Before the echocardiogram or the prostate exam, before blood was drawn or body fat measured, the patients had a simple task: Sign the football.
The biceps drifting into this South Beach medical office this week are bigger, the attire perhaps a bit sportier and the fingers far more likely to be wearing a Super Bowl ring. The doctor is collecting autographs on more than just insurance forms; all of the patients played in the NFL.
While Peyton Manning, Brian Urlacher and the big names of today were readying for the Super Bowl, the stars of the past are feeling the effects of tackle-filled, turbocharged careers — and players’ advocates and the medical community are trying to help.
“It’s a given that by the time you leave the game you have a very thick medical file,” said Dick Anderson, a 60-year-old NFL retiree who played in three Super Bowls with the Miami Dolphins. “You can’t play the game and not come away with problems.”
Anderson was among about 60 former players expected at medical screenings here sponsored by the Living Heart Foundation, a Little Silver, N.J.-based organization that is studying health risks facing professional football players. The foundation has screened about 1,000 players — mostly retired — and is compiling the most in-depth study of NFL athletes’ health.
That study continues, but data from about 550 players was analyzed and presented at the International Symposium on Endovascular Therapy, which was held through this week a little north in Hollywood.
It found the game’s biggest players — linemen — are most at risk, with more than a third having enlarged hearts, as many as 75 percent suffering from obstructive sleep apnea and more than half with metabolic syndrome, which puts them at greater risk for heart disease. Those rates are far greater than the general population.

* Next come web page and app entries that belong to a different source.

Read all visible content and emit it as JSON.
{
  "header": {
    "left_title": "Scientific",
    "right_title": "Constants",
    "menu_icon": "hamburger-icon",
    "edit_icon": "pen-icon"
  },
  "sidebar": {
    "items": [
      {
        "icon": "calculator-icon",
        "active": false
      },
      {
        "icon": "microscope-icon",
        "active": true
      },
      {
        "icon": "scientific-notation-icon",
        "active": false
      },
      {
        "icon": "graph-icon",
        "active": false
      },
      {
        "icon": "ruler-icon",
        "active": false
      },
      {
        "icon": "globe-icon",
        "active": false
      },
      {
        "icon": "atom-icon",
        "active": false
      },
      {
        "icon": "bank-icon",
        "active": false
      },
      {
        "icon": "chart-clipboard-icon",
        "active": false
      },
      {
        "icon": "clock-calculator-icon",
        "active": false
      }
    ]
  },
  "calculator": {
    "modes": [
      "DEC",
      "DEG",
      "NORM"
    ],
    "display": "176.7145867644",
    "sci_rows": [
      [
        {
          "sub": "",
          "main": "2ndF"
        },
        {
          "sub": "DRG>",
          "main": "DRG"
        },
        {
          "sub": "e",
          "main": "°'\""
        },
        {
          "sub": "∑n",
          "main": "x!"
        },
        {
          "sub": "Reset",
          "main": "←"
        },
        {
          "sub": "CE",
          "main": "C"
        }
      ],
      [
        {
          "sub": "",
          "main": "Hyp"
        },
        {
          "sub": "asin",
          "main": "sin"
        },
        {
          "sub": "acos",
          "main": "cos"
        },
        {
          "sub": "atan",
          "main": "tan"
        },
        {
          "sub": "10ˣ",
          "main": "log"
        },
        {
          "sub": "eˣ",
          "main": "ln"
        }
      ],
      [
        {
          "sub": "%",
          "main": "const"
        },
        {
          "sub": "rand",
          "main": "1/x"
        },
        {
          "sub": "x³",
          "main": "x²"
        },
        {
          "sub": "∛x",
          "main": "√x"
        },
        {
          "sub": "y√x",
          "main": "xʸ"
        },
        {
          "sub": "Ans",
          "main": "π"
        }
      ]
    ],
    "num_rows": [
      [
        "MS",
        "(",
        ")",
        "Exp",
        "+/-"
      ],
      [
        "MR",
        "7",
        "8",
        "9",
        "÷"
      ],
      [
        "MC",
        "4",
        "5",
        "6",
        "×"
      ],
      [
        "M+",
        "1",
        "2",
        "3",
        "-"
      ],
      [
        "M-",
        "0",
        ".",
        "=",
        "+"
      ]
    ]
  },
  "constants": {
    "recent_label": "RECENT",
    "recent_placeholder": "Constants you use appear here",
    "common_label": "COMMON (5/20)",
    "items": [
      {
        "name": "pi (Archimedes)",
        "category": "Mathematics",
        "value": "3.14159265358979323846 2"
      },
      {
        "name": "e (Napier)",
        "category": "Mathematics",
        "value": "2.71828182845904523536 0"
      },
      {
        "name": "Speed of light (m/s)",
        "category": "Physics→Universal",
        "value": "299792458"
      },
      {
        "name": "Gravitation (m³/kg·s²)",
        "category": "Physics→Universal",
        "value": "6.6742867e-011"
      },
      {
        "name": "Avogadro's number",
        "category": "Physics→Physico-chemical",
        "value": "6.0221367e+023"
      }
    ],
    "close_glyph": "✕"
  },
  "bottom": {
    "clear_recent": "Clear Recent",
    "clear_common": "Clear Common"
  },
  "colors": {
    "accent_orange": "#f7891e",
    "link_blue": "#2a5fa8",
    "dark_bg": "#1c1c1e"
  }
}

“There’s no question that the large body size of retired NFL players is the most significant single health problem that many of them face,” said Dr. Arthur Roberts, a former NFL quarterback who founded and heads the Living Heart Foundation. “If they’re former lineman and they’re weighing 300 pounds or more, from the doctor’s perspective I would say you’re clearly at the increased risk for a bad outcome.”
The trouble is, while weight-loss might alleviate current or future problems, players’ size is often key to their on-field success.
“In my career, losing weight is not really an option,” said New York Giants center Shaun O’Hara, who carries 300 pounds on his 6-foot-3 frame and has sleep apnea.
This is the third year Roberts and his team have held screenings where the Super Bowl is being played and more than a dozen others have been held in cities with NFL teams.
The number of players participating, observers say, is a sign of a new level of health consciousness in the NFL partly fueled by the proliferation of life-curtailing injuries and the early deaths of big stars such as Reggie White.
“The old-timers sat in the locker room and smoked and drank beer at halftime,” said Dr. Allan Levy, a longtime team physician for the Giants. “The players are very different now from what they were.”
Still, doctors say there is a jarring adjustment to post-athlete life. Players often see their movement limited by injuries and must learn to adjust their eating to a more sedentary lifestyle.
“I didn’t used to have this right here,” said Frank Marion, a 55-year-old retired Giant, as he pointed to his ample midsection. “I became one of the worst eaters because I’m not competing anymore. Once you’re not playing you don’t have to maintain that weight.”
Football players’ health first got a formal look with the National Institute for Occupational Safety and Health’s 1994 release of a mortality study of 6,848 players. It defied conventional wisdom, showing NFL players overall had a death rate 46 percent lower than the general population of men of similar age and race. But it also found those on the offensive and defensive lines had a 52 percent greater risk of dying from heart disease than the general population.
The NFL Players Association has funded health efforts and is trying to educate members through its newsletter and in meetings.
“We want to get to these guys early,” said Andre Collins, who heads outreach to retired players for the NFLPA. “We want to educate them, we want them to lose weight, we don’t want their hearts to work so hard.”
Those desires are clear as players weave through the hallways of “The South Beach Diet” author Dr. Arthur Agatston, who loaned his exam rooms for the screenings.
The patients endure blood tests and urine analysis, sleep apnea screening and lung evaluations, not to mention measures to predict heart disease and stroke risk.
The mood is congenial. Athletes are armed with lists of the maladies for which their football careers could be blamed, but there are no regrets.
“I think if you polled everyone here today,” said Keith Sims, who played the offensive line for the Miami Dolphins and the Washington Redskins, “we’d all go back.”
On the Net:
Living Heart Foundation, http://www.livingheartfoundation.org/